-- DATA EXTRACTS --

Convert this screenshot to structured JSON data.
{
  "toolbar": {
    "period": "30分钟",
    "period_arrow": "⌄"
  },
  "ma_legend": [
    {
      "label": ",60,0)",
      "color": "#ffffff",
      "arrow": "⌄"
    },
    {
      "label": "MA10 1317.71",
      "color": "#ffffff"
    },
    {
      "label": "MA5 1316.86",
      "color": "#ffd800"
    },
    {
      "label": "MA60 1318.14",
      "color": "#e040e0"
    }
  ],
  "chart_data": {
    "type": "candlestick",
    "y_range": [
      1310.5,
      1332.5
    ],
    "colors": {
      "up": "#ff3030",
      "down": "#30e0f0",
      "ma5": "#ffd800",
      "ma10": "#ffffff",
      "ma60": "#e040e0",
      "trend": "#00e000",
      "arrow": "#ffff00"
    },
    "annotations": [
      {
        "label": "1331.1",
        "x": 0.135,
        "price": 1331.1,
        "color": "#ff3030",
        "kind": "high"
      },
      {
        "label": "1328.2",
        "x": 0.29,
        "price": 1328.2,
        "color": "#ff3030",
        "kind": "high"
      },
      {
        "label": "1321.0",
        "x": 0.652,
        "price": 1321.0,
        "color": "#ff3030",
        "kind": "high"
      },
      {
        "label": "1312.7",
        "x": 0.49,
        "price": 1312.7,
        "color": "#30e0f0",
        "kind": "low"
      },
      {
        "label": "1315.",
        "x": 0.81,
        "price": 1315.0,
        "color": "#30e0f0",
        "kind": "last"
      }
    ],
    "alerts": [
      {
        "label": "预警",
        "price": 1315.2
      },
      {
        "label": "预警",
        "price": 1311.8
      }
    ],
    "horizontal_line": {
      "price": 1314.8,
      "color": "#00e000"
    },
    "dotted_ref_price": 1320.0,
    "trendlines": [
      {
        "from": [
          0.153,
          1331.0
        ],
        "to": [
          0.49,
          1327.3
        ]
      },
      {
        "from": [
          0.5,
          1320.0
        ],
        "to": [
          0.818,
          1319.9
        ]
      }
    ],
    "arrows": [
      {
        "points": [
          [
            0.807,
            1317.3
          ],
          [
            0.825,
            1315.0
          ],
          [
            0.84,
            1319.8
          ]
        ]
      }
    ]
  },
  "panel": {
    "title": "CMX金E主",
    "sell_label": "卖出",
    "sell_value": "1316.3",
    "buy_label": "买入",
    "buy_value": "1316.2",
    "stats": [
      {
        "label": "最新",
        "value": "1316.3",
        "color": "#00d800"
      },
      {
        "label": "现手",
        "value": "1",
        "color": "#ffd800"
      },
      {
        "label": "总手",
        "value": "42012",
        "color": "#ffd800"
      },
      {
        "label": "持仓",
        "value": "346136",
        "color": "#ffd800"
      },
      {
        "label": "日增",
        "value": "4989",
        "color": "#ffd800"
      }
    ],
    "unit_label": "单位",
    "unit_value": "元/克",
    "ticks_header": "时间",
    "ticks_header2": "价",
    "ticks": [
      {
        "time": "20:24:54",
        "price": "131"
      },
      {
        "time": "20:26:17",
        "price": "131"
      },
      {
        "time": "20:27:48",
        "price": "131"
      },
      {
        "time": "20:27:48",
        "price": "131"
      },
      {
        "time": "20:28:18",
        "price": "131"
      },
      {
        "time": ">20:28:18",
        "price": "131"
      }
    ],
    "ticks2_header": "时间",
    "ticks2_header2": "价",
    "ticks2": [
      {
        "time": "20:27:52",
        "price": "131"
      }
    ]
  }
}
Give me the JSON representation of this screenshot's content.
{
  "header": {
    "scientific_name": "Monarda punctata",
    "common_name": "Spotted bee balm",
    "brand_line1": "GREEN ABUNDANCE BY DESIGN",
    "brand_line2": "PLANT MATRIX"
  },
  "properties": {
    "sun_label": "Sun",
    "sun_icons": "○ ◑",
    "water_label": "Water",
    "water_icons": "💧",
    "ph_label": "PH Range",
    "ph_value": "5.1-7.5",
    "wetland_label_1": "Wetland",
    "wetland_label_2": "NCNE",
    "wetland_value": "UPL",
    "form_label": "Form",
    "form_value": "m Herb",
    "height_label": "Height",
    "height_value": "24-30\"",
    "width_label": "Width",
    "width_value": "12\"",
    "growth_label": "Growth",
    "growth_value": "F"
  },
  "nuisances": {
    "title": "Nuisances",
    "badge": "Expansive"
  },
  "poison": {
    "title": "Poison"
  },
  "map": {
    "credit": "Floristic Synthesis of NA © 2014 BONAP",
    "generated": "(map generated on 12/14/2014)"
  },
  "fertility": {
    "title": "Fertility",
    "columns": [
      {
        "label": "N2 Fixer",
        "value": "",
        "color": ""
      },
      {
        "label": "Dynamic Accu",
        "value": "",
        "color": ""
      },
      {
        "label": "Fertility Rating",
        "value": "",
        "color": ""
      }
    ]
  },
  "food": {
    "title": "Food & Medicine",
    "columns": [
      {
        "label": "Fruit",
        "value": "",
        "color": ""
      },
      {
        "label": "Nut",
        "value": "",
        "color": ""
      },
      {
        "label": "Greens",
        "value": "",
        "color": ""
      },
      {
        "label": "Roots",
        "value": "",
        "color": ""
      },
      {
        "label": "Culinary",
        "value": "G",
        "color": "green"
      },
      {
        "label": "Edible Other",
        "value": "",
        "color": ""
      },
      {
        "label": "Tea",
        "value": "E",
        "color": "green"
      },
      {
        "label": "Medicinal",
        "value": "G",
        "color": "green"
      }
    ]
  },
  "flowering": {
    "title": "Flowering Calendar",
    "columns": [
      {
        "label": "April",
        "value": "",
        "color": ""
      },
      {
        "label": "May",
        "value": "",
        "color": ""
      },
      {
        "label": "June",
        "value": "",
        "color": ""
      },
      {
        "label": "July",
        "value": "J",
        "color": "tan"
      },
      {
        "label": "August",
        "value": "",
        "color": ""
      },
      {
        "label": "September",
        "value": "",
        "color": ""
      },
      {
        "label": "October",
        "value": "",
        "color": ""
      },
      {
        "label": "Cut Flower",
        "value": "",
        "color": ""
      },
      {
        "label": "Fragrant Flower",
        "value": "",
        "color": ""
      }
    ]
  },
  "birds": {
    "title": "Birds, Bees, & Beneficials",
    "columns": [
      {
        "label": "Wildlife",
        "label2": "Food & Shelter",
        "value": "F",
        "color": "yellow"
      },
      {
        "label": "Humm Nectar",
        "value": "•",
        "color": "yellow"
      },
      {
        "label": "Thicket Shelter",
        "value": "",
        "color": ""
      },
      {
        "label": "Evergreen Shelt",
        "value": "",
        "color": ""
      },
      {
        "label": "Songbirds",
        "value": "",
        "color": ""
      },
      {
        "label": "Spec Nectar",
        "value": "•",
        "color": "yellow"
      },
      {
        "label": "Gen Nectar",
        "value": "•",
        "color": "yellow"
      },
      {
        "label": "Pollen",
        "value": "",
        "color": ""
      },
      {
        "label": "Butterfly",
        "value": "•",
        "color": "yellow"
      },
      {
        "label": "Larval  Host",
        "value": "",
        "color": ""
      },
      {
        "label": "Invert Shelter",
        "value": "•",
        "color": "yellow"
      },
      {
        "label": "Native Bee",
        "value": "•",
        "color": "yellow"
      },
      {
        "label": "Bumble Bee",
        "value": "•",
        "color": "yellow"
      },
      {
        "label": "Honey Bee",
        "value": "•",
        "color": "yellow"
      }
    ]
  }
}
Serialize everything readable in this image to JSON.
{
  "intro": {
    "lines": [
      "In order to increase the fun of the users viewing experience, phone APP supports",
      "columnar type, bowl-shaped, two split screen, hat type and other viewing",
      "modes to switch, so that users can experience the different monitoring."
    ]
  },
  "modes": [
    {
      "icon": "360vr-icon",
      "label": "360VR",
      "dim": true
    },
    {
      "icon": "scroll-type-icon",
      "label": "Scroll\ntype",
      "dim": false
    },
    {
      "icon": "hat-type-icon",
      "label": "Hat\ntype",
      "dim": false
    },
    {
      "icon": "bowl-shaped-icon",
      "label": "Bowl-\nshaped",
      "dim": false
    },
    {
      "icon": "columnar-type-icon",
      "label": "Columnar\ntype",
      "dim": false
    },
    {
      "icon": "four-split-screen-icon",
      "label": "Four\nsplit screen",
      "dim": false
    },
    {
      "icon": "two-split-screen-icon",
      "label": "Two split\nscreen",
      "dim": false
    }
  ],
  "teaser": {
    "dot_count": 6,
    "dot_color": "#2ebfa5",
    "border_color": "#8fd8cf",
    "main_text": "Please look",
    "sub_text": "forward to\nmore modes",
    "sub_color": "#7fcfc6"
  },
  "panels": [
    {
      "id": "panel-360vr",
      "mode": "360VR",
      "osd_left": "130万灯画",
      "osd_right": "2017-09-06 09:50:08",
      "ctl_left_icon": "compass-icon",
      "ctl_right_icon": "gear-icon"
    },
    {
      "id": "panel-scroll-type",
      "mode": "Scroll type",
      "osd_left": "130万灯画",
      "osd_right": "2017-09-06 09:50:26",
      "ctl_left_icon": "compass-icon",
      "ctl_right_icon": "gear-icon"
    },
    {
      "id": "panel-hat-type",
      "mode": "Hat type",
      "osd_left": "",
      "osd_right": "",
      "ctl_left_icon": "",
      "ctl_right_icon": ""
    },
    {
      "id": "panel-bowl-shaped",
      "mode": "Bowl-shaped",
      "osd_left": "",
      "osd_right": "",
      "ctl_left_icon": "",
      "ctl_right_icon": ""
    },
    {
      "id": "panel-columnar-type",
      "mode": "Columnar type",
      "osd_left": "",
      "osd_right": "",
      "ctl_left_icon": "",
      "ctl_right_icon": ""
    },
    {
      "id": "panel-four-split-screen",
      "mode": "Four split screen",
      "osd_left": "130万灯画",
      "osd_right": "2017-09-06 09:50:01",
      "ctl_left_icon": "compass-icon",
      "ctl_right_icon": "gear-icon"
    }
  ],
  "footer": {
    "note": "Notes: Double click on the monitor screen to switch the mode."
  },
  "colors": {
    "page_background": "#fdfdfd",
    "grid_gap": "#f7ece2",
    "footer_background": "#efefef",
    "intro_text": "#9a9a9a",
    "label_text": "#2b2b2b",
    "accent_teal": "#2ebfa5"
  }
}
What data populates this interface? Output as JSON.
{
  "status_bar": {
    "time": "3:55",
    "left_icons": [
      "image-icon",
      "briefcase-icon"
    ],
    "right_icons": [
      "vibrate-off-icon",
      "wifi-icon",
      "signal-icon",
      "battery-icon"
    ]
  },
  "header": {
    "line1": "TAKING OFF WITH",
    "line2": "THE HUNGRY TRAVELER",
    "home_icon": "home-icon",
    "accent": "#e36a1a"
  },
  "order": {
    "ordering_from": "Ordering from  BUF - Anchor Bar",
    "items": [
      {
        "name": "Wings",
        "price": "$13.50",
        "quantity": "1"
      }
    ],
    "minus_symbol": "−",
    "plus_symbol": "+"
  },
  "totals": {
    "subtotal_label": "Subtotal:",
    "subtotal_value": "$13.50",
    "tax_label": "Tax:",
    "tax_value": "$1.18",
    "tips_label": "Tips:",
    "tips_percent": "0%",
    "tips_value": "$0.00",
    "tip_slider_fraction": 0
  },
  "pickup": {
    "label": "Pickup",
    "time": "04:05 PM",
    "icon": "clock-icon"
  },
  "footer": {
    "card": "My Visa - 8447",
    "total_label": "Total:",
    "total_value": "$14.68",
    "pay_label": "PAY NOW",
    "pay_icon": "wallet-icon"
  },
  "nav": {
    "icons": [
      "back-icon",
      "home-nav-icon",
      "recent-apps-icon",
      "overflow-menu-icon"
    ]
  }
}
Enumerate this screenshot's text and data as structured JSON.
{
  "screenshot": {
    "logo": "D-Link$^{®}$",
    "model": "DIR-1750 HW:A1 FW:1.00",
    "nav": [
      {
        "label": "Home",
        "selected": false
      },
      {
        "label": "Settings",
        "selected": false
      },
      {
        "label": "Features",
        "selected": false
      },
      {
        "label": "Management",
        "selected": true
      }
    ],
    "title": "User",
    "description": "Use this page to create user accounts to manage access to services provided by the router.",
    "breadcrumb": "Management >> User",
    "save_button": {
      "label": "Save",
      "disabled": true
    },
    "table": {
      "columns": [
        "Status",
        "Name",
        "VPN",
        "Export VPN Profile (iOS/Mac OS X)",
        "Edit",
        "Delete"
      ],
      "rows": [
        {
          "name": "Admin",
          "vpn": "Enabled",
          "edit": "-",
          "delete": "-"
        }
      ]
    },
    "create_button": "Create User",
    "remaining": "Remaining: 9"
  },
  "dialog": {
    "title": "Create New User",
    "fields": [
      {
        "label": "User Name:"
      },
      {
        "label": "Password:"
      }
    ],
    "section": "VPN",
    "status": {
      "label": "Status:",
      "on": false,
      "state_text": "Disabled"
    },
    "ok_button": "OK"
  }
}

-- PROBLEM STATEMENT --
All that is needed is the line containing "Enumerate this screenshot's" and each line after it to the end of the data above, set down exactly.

-- EXERCISE RESPONSE --
Enumerate this screenshot's text and data as structured JSON.
{
  "screenshot": {
    "logo": "D-Link$^{®}$",
    "model": "DIR-1750 HW:A1 FW:1.00",
    "nav": [
      {
        "label": "Home",
        "selected": false
      },
      {
        "label": "Settings",
        "selected": false
      },
      {
        "label": "Features",
        "selected": false
      },
      {
        "label": "Management",
        "selected": true
      }
    ],
    "title": "User",
    "description": "Use this page to create user accounts to manage access to services provided by the router.",
    "breadcrumb": "Management >> User",
    "save_button": {
      "label": "Save",
      "disabled": true
    },
    "table": {
      "columns": [
        "Status",
        "Name",
        "VPN",
        "Export VPN Profile (iOS/Mac OS X)",
        "Edit",
        "Delete"
      ],
      "rows": [
        {
          "name": "Admin",
          "vpn": "Enabled",
          "edit": "-",
          "delete": "-"
        }
      ]
    },
    "create_button": "Create User",
    "remaining": "Remaining: 9"
  },
  "dialog": {
    "title": "Create New User",
    "fields": [
      {
        "label": "User Name:"
      },
      {
        "label": "Password:"
      }
    ],
    "section": "VPN",
    "status": {
      "label": "Status:",
      "on": false,
      "state_text": "Disabled"
    },
    "ok_button": "OK"
  }
}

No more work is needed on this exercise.